Saturday, February 16, 2013
Sailor Mouth Saturday: Lay
Or so Captain Cuttle explained of the merchant service in the 18th century. Lay-days were the express number of 24 hour periods as designated in a ship's bill of lading which said vessels was allowed in port. These days were specifically for the unloading of one cargo and loading of another and not for the convenience of the sailors. The less time this process took the better. The ship's owner had recourse to an overage of days - or even hours - in port by deducting a specified sum from what would amount to the crew's pay. No wonder so many merchant sailors went on the account...
To lay was the sea-speak for to come or go; lay aloft, lay forward, lay aft, lay out etc. As Admiral Smyth notes in The Sailor's Word Book, "This is not the neuter verb lie mispronounced, but the active verb lay." A mistake of semantics seen in unfortunately ill-researched nautical fiction. One may also lay a gun, which is essentially to aim a cannon. Not the easiest thing with a huge 24 in a rolling sea.

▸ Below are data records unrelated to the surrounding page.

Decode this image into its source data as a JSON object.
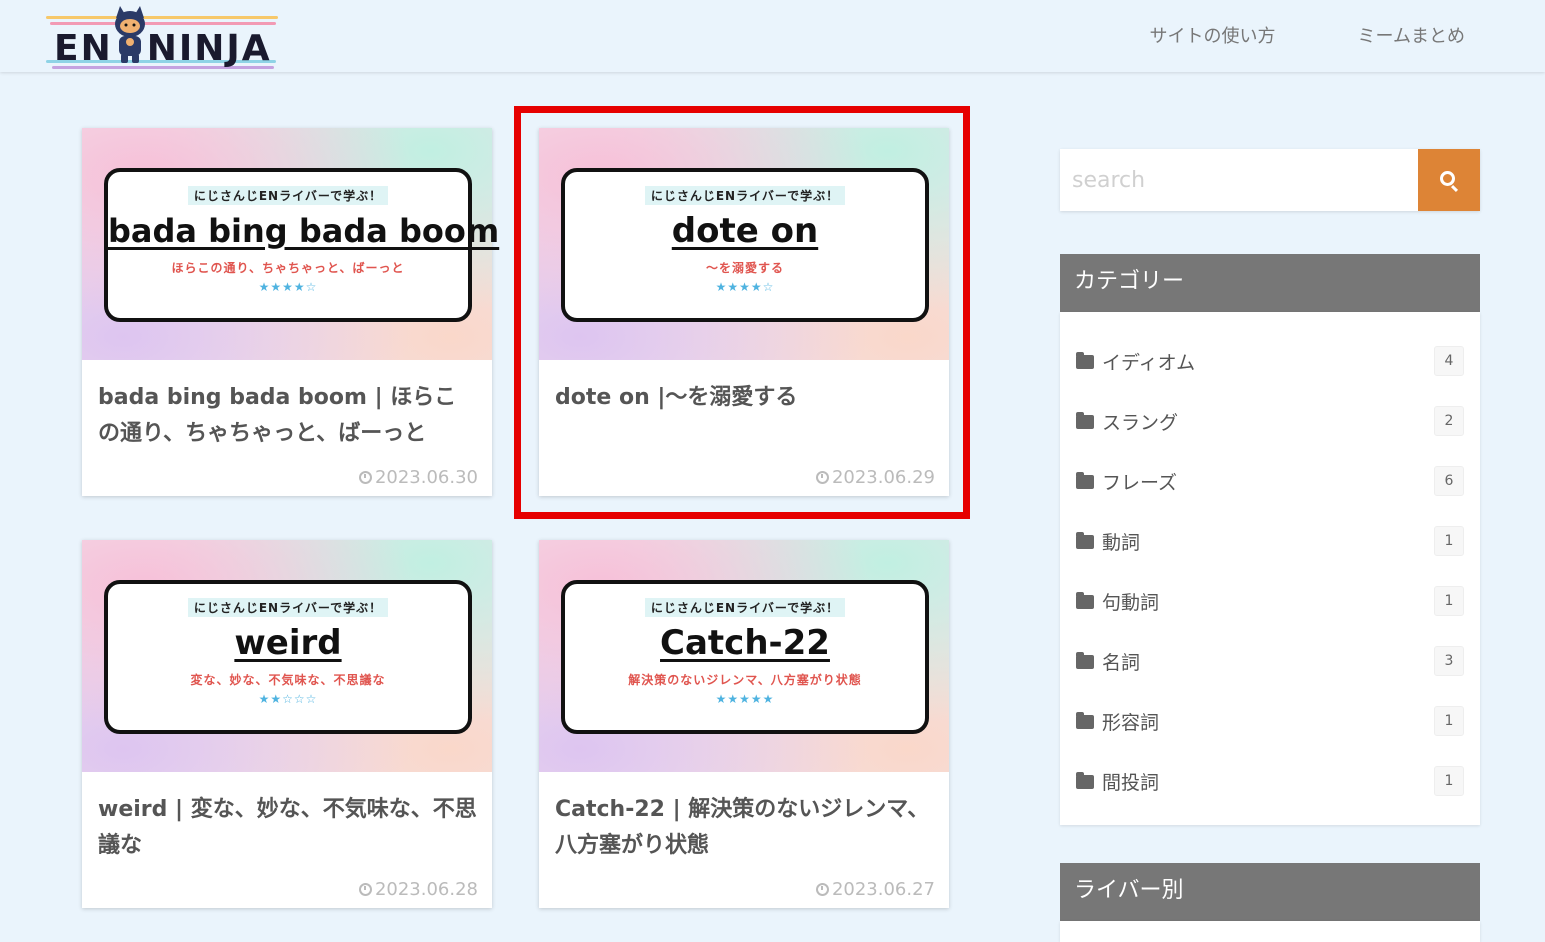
{
  "header": {
    "logo": {
      "text_left": "EN",
      "text_right": "NINJA"
    },
    "nav": [
      "サイトの使い方",
      "ミームまとめ"
    ]
  },
  "cards": [
    {
      "thumb": {
        "badge": "にじさんじENライバーで学ぶ！",
        "word": "bada bing bada boom",
        "sub": "ほらこの通り、ちゃちゃっと、ばーっと",
        "stars": "★★★★☆"
      },
      "title": "bada bing bada boom | ほらこの通り、ちゃちゃっと、ばーっと",
      "date": "2023.06.30"
    },
    {
      "thumb": {
        "badge": "にじさんじENライバーで学ぶ！",
        "word": "dote on",
        "sub": "～を溺愛する",
        "stars": "★★★★☆"
      },
      "title": "dote on |～を溺愛する",
      "date": "2023.06.29"
    },
    {
      "thumb": {
        "badge": "にじさんじENライバーで学ぶ！",
        "word": "weird",
        "sub": "変な、妙な、不気味な、不思議な",
        "stars": "★★☆☆☆"
      },
      "title": "weird | 変な、妙な、不気味な、不思議な",
      "date": "2023.06.28"
    },
    {
      "thumb": {
        "badge": "にじさんじENライバーで学ぶ！",
        "word": "Catch-22",
        "sub": "解決策のないジレンマ、八方塞がり状態",
        "stars": "★★★★★"
      },
      "title": "Catch-22 | 解決策のないジレンマ、八方塞がり状態",
      "date": "2023.06.27"
    }
  ],
  "sidebar": {
    "search": {
      "placeholder": "search"
    },
    "categories": {
      "title": "カテゴリー",
      "items": [
        {
          "label": "イディオム",
          "count": "4"
        },
        {
          "label": "スラング",
          "count": "2"
        },
        {
          "label": "フレーズ",
          "count": "6"
        },
        {
          "label": "動詞",
          "count": "1"
        },
        {
          "label": "句動詞",
          "count": "1"
        },
        {
          "label": "名詞",
          "count": "3"
        },
        {
          "label": "形容詞",
          "count": "1"
        },
        {
          "label": "間投詞",
          "count": "1"
        }
      ]
    },
    "liver_widget": {
      "title": "ライバー別"
    }
  },
  "colors": {
    "background": "#eaf4fc",
    "search_button": "#dd8436",
    "widget_header": "#777777",
    "highlight_border": "#e60000",
    "stars": "#4fb3e0",
    "thumb_subtitle": "#e0554f"
  }
}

To lay in is the order for men to return from the yards or to man the capstan. Taking on provisions was sometimes spoken of as laying in sea stock and laying in the oars was the order from the coxswain to ship the oars of a boat. This would generally be preceded by the order to lay (or lie) on your oars, meaning to stop rowing. Lay out your oars then means the opposite: row harder.
Laying or lying out a yard: to go out toward the yard arms. Laying or lying along: when a ship is down sideways in a gale.
On can lay up; a ship by dismantling her or lay the land by almost losing sight of it. To lay-to is to set only one sail in a rough sea and can also be spoke of as to lie-to. Lay her course: this is the ability to sail in the direction desired, regardless of whether or not the wind is in your favor.
Laying down, sometimes spoken as laying off, is the delineation of the lines of a ship from the draught at the beginning of building her.
And thus we find the end of another Sailor Mouth Saturday. See how that lays with ye...
Header: Gorgeous draught of a French frigate from the late 18th century via my good mates at Under the Black Flag (see sidebar)